More renewable projects for tender this year
Jamaica may need to add 1.0 gigawatts of power over the next two decades, which would double the current estimated energy output.
The new load will include cleaner fuels, such as liquefied natural, LNG, gas and renewables, such as wind, solar and biogas, building on government policy to rebalance the energy mix to include more alternatives to crude.
“I believe that this year, 2019, is the year of the next request for proposals,” said Fitzroy Vidal, the principal director for energy at the Ministry of Science, Energy and Technology, on Monday, on the first day of the Jamaica Alternative Energy Conference in New Kingston.
Jamaica last opened bidding in 2016 for an additional 37 megawatts of renewable energy, which followed on the 115MW bid for renewables in 2013.
The cost to deliver renewables power to the grid continues to trend lower, Vidal said. For example, the 2014 commissioned solar project at Content in St Catherine sold power to the national grid at about US$0.18 kilowatt hour, while the Paradise solar project, set for commissioning later this year, will sell power at roughly US$0.085 per kWh.
“Do not benchmark things at where we are, but where we are going and push us down the road,” he said.

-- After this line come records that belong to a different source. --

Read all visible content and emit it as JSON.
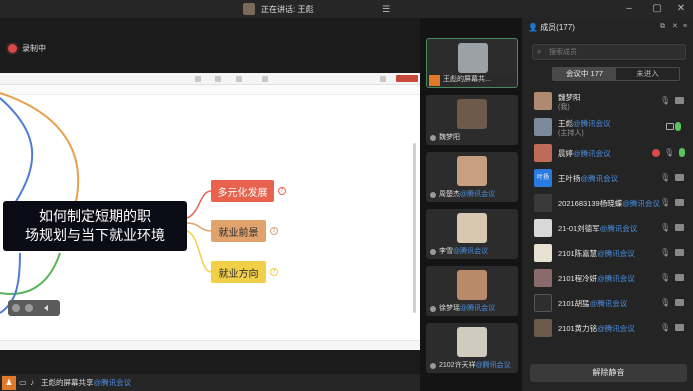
{
  "titlebar": {
    "speaking_label": "正在讲话: 王彪",
    "window_controls": [
      "minimize-icon",
      "maximize-icon",
      "close-icon"
    ]
  },
  "recording": {
    "label": "录制中"
  },
  "mindmap": {
    "root_line1": "如何制定短期的职",
    "root_line2": "场规划与当下就业环境",
    "nodes": [
      {
        "label": "多元化发展",
        "badge": "7",
        "color": "#e8624d"
      },
      {
        "label": "就业前景",
        "badge": "3",
        "color": "#e0a36c"
      },
      {
        "label": "就业方向",
        "badge": "7",
        "color": "#f2cf48"
      }
    ]
  },
  "statusbar": {
    "name": "王彪的屏幕共享",
    "tag": "@腾讯会议"
  },
  "videos": [
    {
      "name": "王彪的屏幕共...",
      "active": true
    },
    {
      "name": "魏梦阳"
    },
    {
      "name": "周楚杰",
      "tag": "@腾讯会议"
    },
    {
      "name": "李雪",
      "tag": "@腾讯会议"
    },
    {
      "name": "徐梦瑶",
      "tag": "@腾讯会议"
    },
    {
      "name": "2102许天祥",
      "tag": "@腾讯会议"
    }
  ],
  "panel": {
    "title": "成员(177)",
    "search_placeholder": "搜索成员",
    "tabs": [
      "会议中 177",
      "未进入"
    ],
    "members": [
      {
        "name": "魏梦阳",
        "sub": "(我)"
      },
      {
        "name": "王彪",
        "tag": "@腾讯会议",
        "sub": "(主持人)"
      },
      {
        "name": "晨婷",
        "tag": "@腾讯会议"
      },
      {
        "name": "王叶扬",
        "tag": "@腾讯会议",
        "avatar_text": "叶扬"
      },
      {
        "name": "2021683139杨晓蝶",
        "tag": "@腾讯会议"
      },
      {
        "name": "21-01刘德军",
        "tag": "@腾讯会议"
      },
      {
        "name": "2101陈嘉慧",
        "tag": "@腾讯会议"
      },
      {
        "name": "2101程冷妍",
        "tag": "@腾讯会议"
      },
      {
        "name": "2101胡猛",
        "tag": "@腾讯会议"
      },
      {
        "name": "2101黄力铭",
        "tag": "@腾讯会议"
      }
    ],
    "unmute_all_label": "解除静音"
  },
  "colors": {
    "accent_blue": "#4a90e2",
    "record_red": "#d84a4a",
    "share_orange": "#e07a2a"
  }
}
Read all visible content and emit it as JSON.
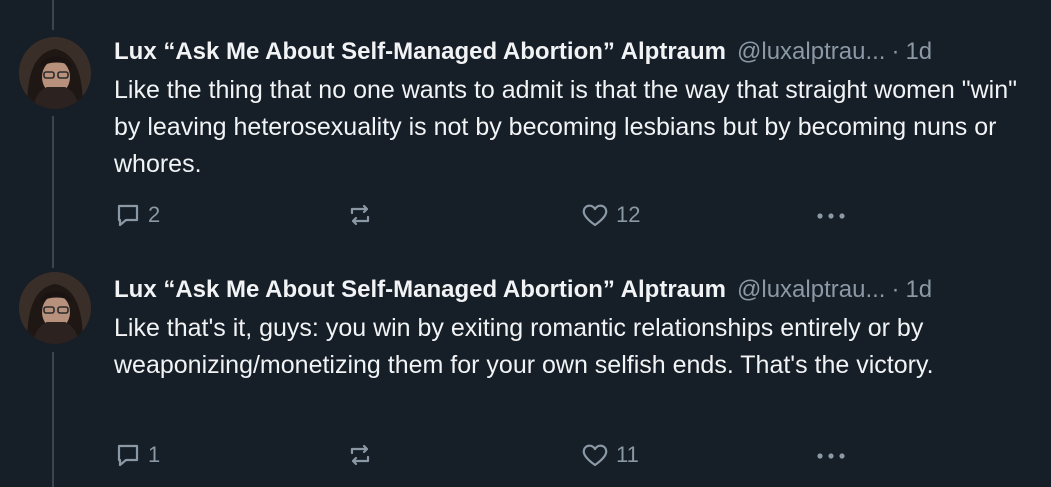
{
  "posts": [
    {
      "author": "Lux “Ask Me About Self-Managed Abortion” Alptraum",
      "handle": "@luxalptrau...",
      "separator": "·",
      "time": "1d",
      "text": "Like the thing that no one wants to admit is that the way that straight women \"win\" by leaving heterosexuality is not by becoming lesbians but by becoming nuns or whores.",
      "reply_count": "2",
      "repost_count": "",
      "like_count": "12",
      "icons": [
        "reply-icon",
        "repost-icon",
        "heart-icon",
        "more-icon"
      ]
    },
    {
      "author": "Lux “Ask Me About Self-Managed Abortion” Alptraum",
      "handle": "@luxalptrau...",
      "separator": "·",
      "time": "1d",
      "text": "Like that's it, guys: you win by exiting romantic relationships entirely or by weaponizing/monetizing them for your own selfish ends. That's the victory.",
      "reply_count": "1",
      "repost_count": "",
      "like_count": "11",
      "icons": [
        "reply-icon",
        "repost-icon",
        "heart-icon",
        "more-icon"
      ]
    }
  ],
  "colors": {
    "background": "#161e27",
    "text": "#f1f3f5",
    "muted": "#8b98a5",
    "thread_line": "#3b4450"
  }
}
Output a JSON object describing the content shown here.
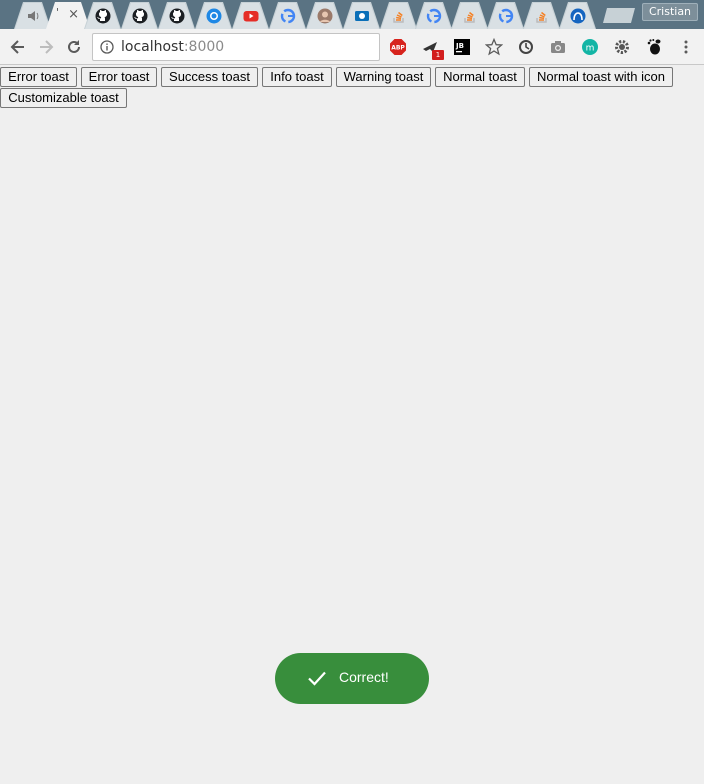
{
  "browser": {
    "profile_name": "Cristian",
    "tabs": [
      {
        "icon": "speaker-icon"
      },
      {
        "icon": "blank-page-icon",
        "active": true
      },
      {
        "icon": "github-icon"
      },
      {
        "icon": "github-icon"
      },
      {
        "icon": "github-icon"
      },
      {
        "icon": "chrome-circle-icon"
      },
      {
        "icon": "youtube-icon"
      },
      {
        "icon": "google-icon"
      },
      {
        "icon": "avatar-icon"
      },
      {
        "icon": "outlook-icon"
      },
      {
        "icon": "stackoverflow-icon"
      },
      {
        "icon": "google-icon"
      },
      {
        "icon": "stackoverflow-icon"
      },
      {
        "icon": "google-icon"
      },
      {
        "icon": "stackoverflow-icon"
      },
      {
        "icon": "arch-icon"
      }
    ],
    "close_glyph": "×",
    "url_host": "localhost",
    "url_port": ":8000",
    "ext_badge": "1"
  },
  "buttons": {
    "error_1": "Error toast",
    "error_2": "Error toast",
    "success": "Success toast",
    "info": "Info toast",
    "warning": "Warning toast",
    "normal": "Normal toast",
    "normal_icon": "Normal toast with icon",
    "custom": "Customizable toast"
  },
  "toast": {
    "message": "Correct!",
    "color": "#388e3c",
    "icon": "checkmark-icon"
  }
}
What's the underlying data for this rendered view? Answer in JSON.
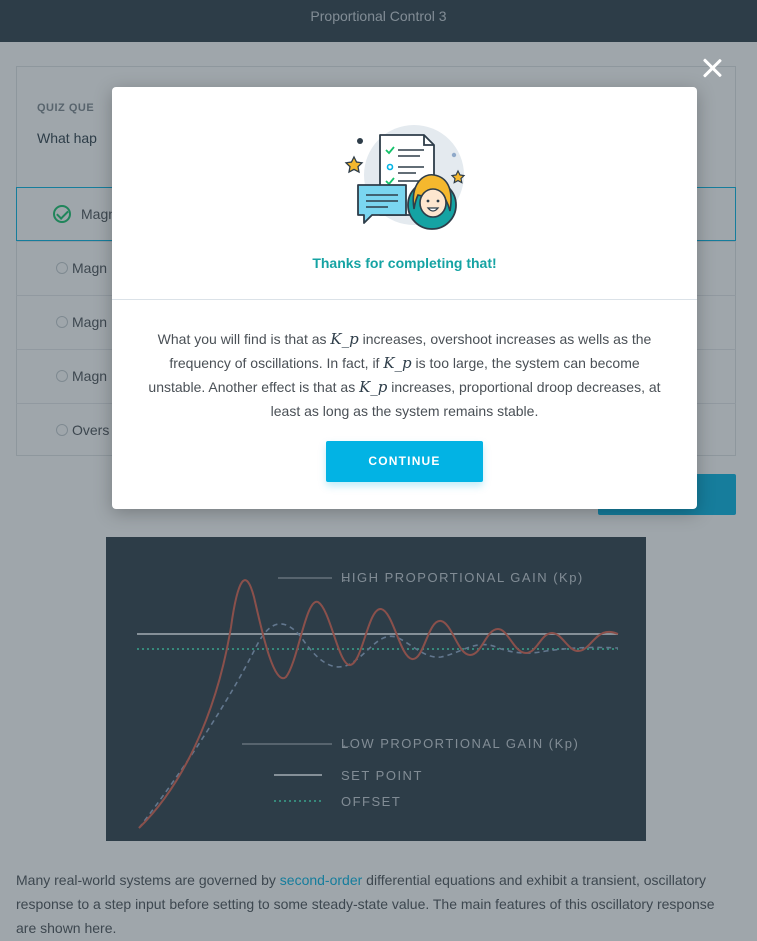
{
  "topbar": {
    "title": "Proportional Control 3"
  },
  "quiz": {
    "label": "QUIZ QUE",
    "question": "What hap",
    "options": [
      {
        "text": "Magn",
        "selected": true
      },
      {
        "text": "Magn",
        "selected": false
      },
      {
        "text": "Magn",
        "selected": false
      },
      {
        "text": "Magn",
        "selected": false
      },
      {
        "text": "Overs",
        "selected": false
      }
    ]
  },
  "chart_data": {
    "type": "line",
    "title": "",
    "series": [
      {
        "name": "HIGH PROPORTIONAL GAIN (Kp)",
        "style": "solid",
        "color": "#d9604f"
      },
      {
        "name": "LOW PROPORTIONAL GAIN (Kp)",
        "style": "dashed",
        "color": "#8fa9c9"
      },
      {
        "name": "SET POINT",
        "style": "solid",
        "color": "#d0d6dc"
      },
      {
        "name": "OFFSET",
        "style": "dotted",
        "color": "#3ec9a7"
      }
    ],
    "grid": false,
    "legend": "right"
  },
  "paragraph": {
    "before": "Many real-world systems are governed by ",
    "link": "second-order",
    "after": " differential equations and exhibit a transient, oscillatory response to a step input before setting to some steady-state value. The main features of this oscillatory response are shown here."
  },
  "modal": {
    "thanks": "Thanks for completing that!",
    "body": {
      "t1": "What you will find is that as ",
      "m1": "K_p",
      "t2": " increases, overshoot increases as wells as the frequency of oscillations. In fact, if ",
      "m2": "K_p",
      "t3": " is too large, the system can become unstable. Another effect is that as ",
      "m3": "K_p",
      "t4": " increases, proportional droop decreases, at least as long as the system remains stable."
    },
    "continue_label": "CONTINUE"
  },
  "colors": {
    "accent": "#02b3e4",
    "success": "#15c26b",
    "teal": "#15a3a3",
    "header": "#2e3d49"
  }
}
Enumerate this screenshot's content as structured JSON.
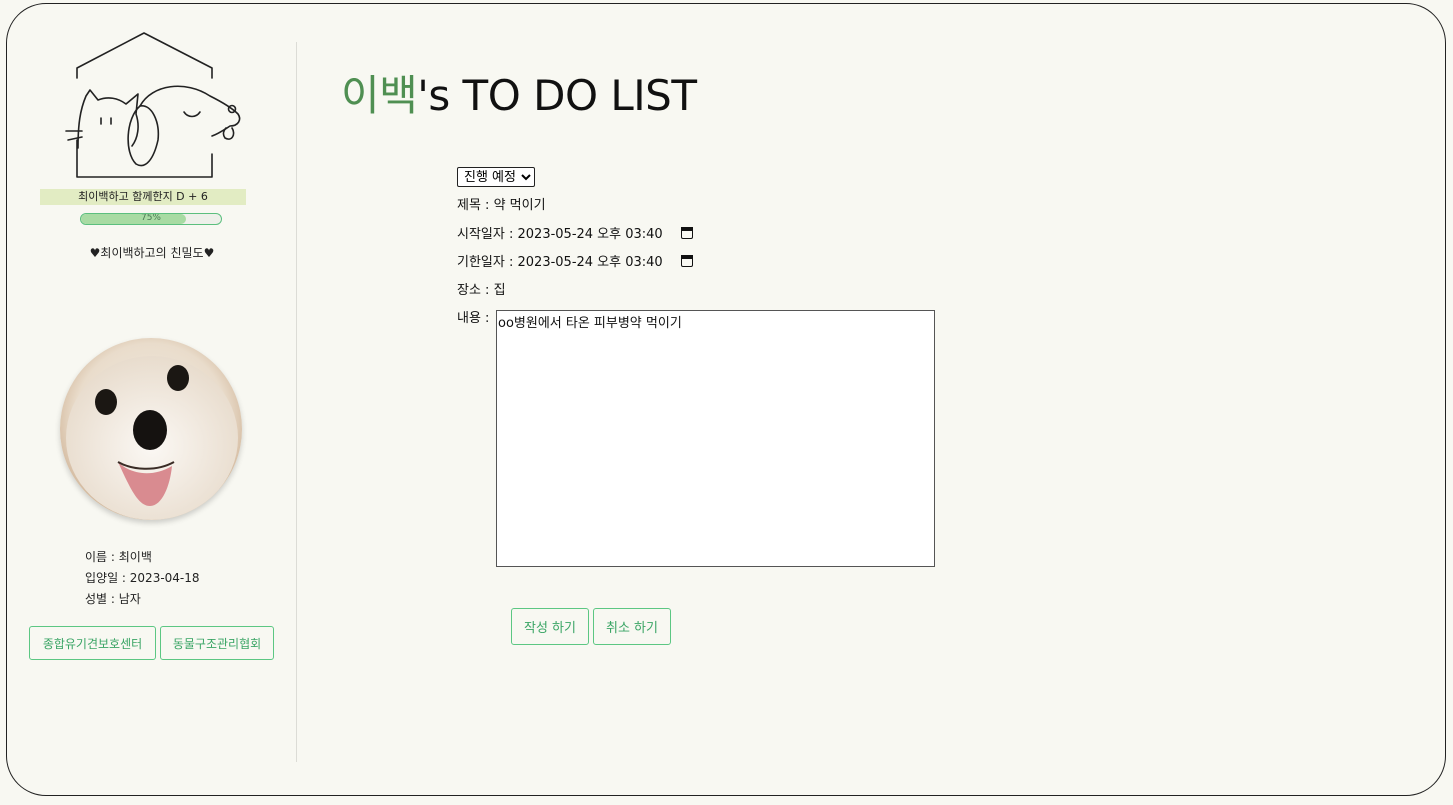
{
  "sidebar": {
    "dday": "최이백하고 함께한지 D + 6",
    "progress": {
      "label": "75%",
      "value": 0.75
    },
    "intimacy": "♥최이백하고의 친밀도♥",
    "info": {
      "name": "이름 : 최이백",
      "adopt_date": "입양일 : 2023-04-18",
      "gender": "성별 : 남자"
    },
    "links": [
      {
        "label": "종합유기견보호센터"
      },
      {
        "label": "동물구조관리협회"
      }
    ]
  },
  "main": {
    "title_name": "이백",
    "title_rest": "'s TO DO LIST",
    "status": {
      "selected": "진행 예정"
    },
    "subject": "제목 : 약 먹이기",
    "start": {
      "label": "시작일자 : ",
      "value": "2023-05-24 오후 03:40"
    },
    "end": {
      "label": "기한일자 : ",
      "value": "2023-05-24 오후 03:40"
    },
    "place": "장소 : 집",
    "content": {
      "label": "내용 : ",
      "value": "oo병원에서 타온 피부병약 먹이기"
    },
    "buttons": {
      "write": "작성 하기",
      "cancel": "취소 하기"
    }
  },
  "colors": {
    "accent_green": "#4f8f52",
    "button_green": "#3aa565",
    "background": "#f8f8f2",
    "dday_bg": "#e2ecc3"
  },
  "icons": [
    "house-cat-dog-logo-icon",
    "calendar-icon"
  ]
}
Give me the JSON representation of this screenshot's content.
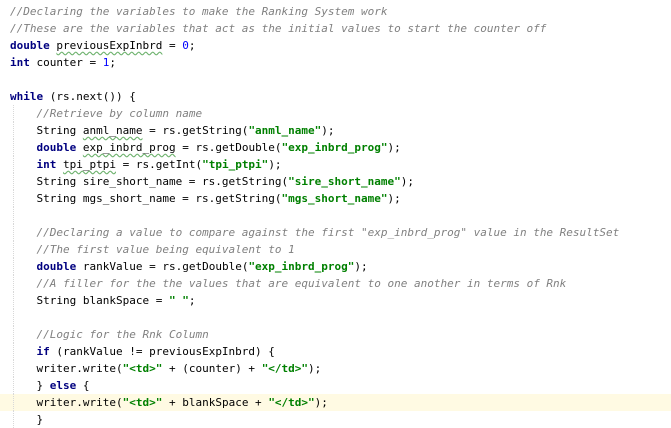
{
  "editor": {
    "current_line": 23,
    "caret": {
      "line": 23,
      "token": 5,
      "offset": 4
    },
    "lines": [
      [
        {
          "t": "//Declaring the variables to make the Ranking System work",
          "k": "comment"
        }
      ],
      [
        {
          "t": "//These are the variables that act as the initial values to start the counter off",
          "k": "comment"
        }
      ],
      [
        {
          "t": "double",
          "k": "keyword"
        },
        {
          "t": " ",
          "k": "plain"
        },
        {
          "t": "previousExpInbrd",
          "k": "plain",
          "typo": true
        },
        {
          "t": " = ",
          "k": "plain"
        },
        {
          "t": "0",
          "k": "number"
        },
        {
          "t": ";",
          "k": "plain"
        }
      ],
      [
        {
          "t": "int",
          "k": "keyword"
        },
        {
          "t": " counter = ",
          "k": "plain"
        },
        {
          "t": "1",
          "k": "number"
        },
        {
          "t": ";",
          "k": "plain"
        }
      ],
      [],
      [
        {
          "t": "while",
          "k": "keyword"
        },
        {
          "t": " (rs.next()) {",
          "k": "plain"
        }
      ],
      [
        {
          "t": "    ",
          "k": "plain"
        },
        {
          "t": "//Retrieve by column name",
          "k": "comment"
        }
      ],
      [
        {
          "t": "    String ",
          "k": "plain"
        },
        {
          "t": "anml_name",
          "k": "plain",
          "typo": true
        },
        {
          "t": " = rs.getString(",
          "k": "plain"
        },
        {
          "t": "\"anml_name\"",
          "k": "string"
        },
        {
          "t": ");",
          "k": "plain"
        }
      ],
      [
        {
          "t": "    ",
          "k": "plain"
        },
        {
          "t": "double",
          "k": "keyword"
        },
        {
          "t": " ",
          "k": "plain"
        },
        {
          "t": "exp_inbrd_prog",
          "k": "plain",
          "typo": true
        },
        {
          "t": " = rs.getDouble(",
          "k": "plain"
        },
        {
          "t": "\"exp_inbrd_prog\"",
          "k": "string"
        },
        {
          "t": ");",
          "k": "plain"
        }
      ],
      [
        {
          "t": "    ",
          "k": "plain"
        },
        {
          "t": "int",
          "k": "keyword"
        },
        {
          "t": " ",
          "k": "plain"
        },
        {
          "t": "tpi_ptpi",
          "k": "plain",
          "typo": true
        },
        {
          "t": " = rs.getInt(",
          "k": "plain"
        },
        {
          "t": "\"tpi_ptpi\"",
          "k": "string"
        },
        {
          "t": ");",
          "k": "plain"
        }
      ],
      [
        {
          "t": "    String sire_short_name = rs.getString(",
          "k": "plain"
        },
        {
          "t": "\"sire_short_name\"",
          "k": "string"
        },
        {
          "t": ");",
          "k": "plain"
        }
      ],
      [
        {
          "t": "    String mgs_short_name = rs.getString(",
          "k": "plain"
        },
        {
          "t": "\"mgs_short_name\"",
          "k": "string"
        },
        {
          "t": ");",
          "k": "plain"
        }
      ],
      [],
      [
        {
          "t": "    ",
          "k": "plain"
        },
        {
          "t": "//Declaring a value to compare against the first \"exp_inbrd_prog\" value in the ResultSet",
          "k": "comment"
        }
      ],
      [
        {
          "t": "    ",
          "k": "plain"
        },
        {
          "t": "//The first value being equivalent to 1",
          "k": "comment"
        }
      ],
      [
        {
          "t": "    ",
          "k": "plain"
        },
        {
          "t": "double",
          "k": "keyword"
        },
        {
          "t": " rankValue = rs.getDouble(",
          "k": "plain"
        },
        {
          "t": "\"exp_inbrd_prog\"",
          "k": "string"
        },
        {
          "t": ");",
          "k": "plain"
        }
      ],
      [
        {
          "t": "    ",
          "k": "plain"
        },
        {
          "t": "//A filler for the the values that are equivalent to one another in terms of Rnk",
          "k": "comment"
        }
      ],
      [
        {
          "t": "    String blankSpace = ",
          "k": "plain"
        },
        {
          "t": "\" \"",
          "k": "string"
        },
        {
          "t": ";",
          "k": "plain"
        }
      ],
      [],
      [
        {
          "t": "    ",
          "k": "plain"
        },
        {
          "t": "//Logic for the Rnk Column",
          "k": "comment"
        }
      ],
      [
        {
          "t": "    ",
          "k": "plain"
        },
        {
          "t": "if",
          "k": "keyword"
        },
        {
          "t": " (rankValue != previousExpInbrd) {",
          "k": "plain"
        }
      ],
      [
        {
          "t": "    writer.write(",
          "k": "plain"
        },
        {
          "t": "\"<td>\"",
          "k": "string"
        },
        {
          "t": " + (counter) + ",
          "k": "plain"
        },
        {
          "t": "\"</td>\"",
          "k": "string"
        },
        {
          "t": ");",
          "k": "plain"
        }
      ],
      [
        {
          "t": "    } ",
          "k": "plain"
        },
        {
          "t": "else",
          "k": "keyword"
        },
        {
          "t": " {",
          "k": "plain"
        }
      ],
      [
        {
          "t": "    writer.write(",
          "k": "plain"
        },
        {
          "t": "\"<td>\"",
          "k": "string"
        },
        {
          "t": " + blankSpace + ",
          "k": "plain"
        },
        {
          "t": "\"</td>\"",
          "k": "string"
        },
        {
          "t": ");",
          "k": "plain"
        }
      ],
      [
        {
          "t": "    }",
          "k": "plain"
        }
      ]
    ]
  }
}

Renewables account for about 15 per cent of energy output.
As to the 1.0GW estimate, a more precise output figure is expected to emerge under the Integrated Resource Plan being developed by Jamaica. The plan missed its original June deadline, with no rescheduled date for completion. Still, Vidal said they were at the seventh of a nine-stage process.
“We are getting down to 998 MW. I do not wish to be quoted on whether that’s what the plan says, because we are still in the iterative process,” he said at the conference. He explained later to the Financial Gleaner that the plan still requires mathematical computations to reach a definitive figure.
The conference was also used to present the findings of a market overview of alternative energy and opportunities in the Caribbean, conducted by Deloitte Financial Advisory Services under the Caribbean Energy Security Initiative Guarantee Programme.
The upshot of the findings was that Jamaica and the Caribbean can raise gross domestic product, GDP, growth or national output by utilising more renewable energy, which would slash oil imports and provide governments of the region with cash to invest in growth projects.
“Fourteen per cent of foreign exchange is spent on oil, more or less. If we only displace 10 per cent, then we would add 1.4 percentage points more to our GDP. It is enough to help pay down on external debt, without increasing taxation. Government and the consumers will benefit from lower costs and make the economy more competitive,” said John Marcocchio, energy specialist at Deloitte.
The report described Jamaica as “one of the leading countries” in deploying renewable energy projects. Their contribution to the national energy grid is expected to grow from 15 per cent to surpass 20 per cent by 2030.
In 2010, heavy oil fossil fuel generated over 95 per cent of the island’s energy. That ratio is projected to fall to 50 per cent this year, mostly impacted by the addition of LNG to the energy mix.
The report covered The Bahamas, Barbados, Dominican Republic, Grenada, Guyana, Jamaica, St Kitts-Nevis, St Lucia, and Trinidad & Tobago. Eight of the nine countries in the report have set “ambitious” renewable energy targets over the medium term of between 10 to 35 per cent. Oil-rich Trinidad was at the lowest end.
Vidal, in the questions-and-answer segment, indicated his desire to see more local investors win bids for renewable energy projects, saying it would serve to reduce leakage of foreign exchange.
“The development of the renewable energy sector is marked largely by external investors. I would certainly wish to see more local investing, not just in the renewable space, but also in energy conservation efficiency,” said the energy director.
“Significant work has been done and capacity built, and I would like to see a framework to get more local players operating in the sector – and not only at the low end,” he said.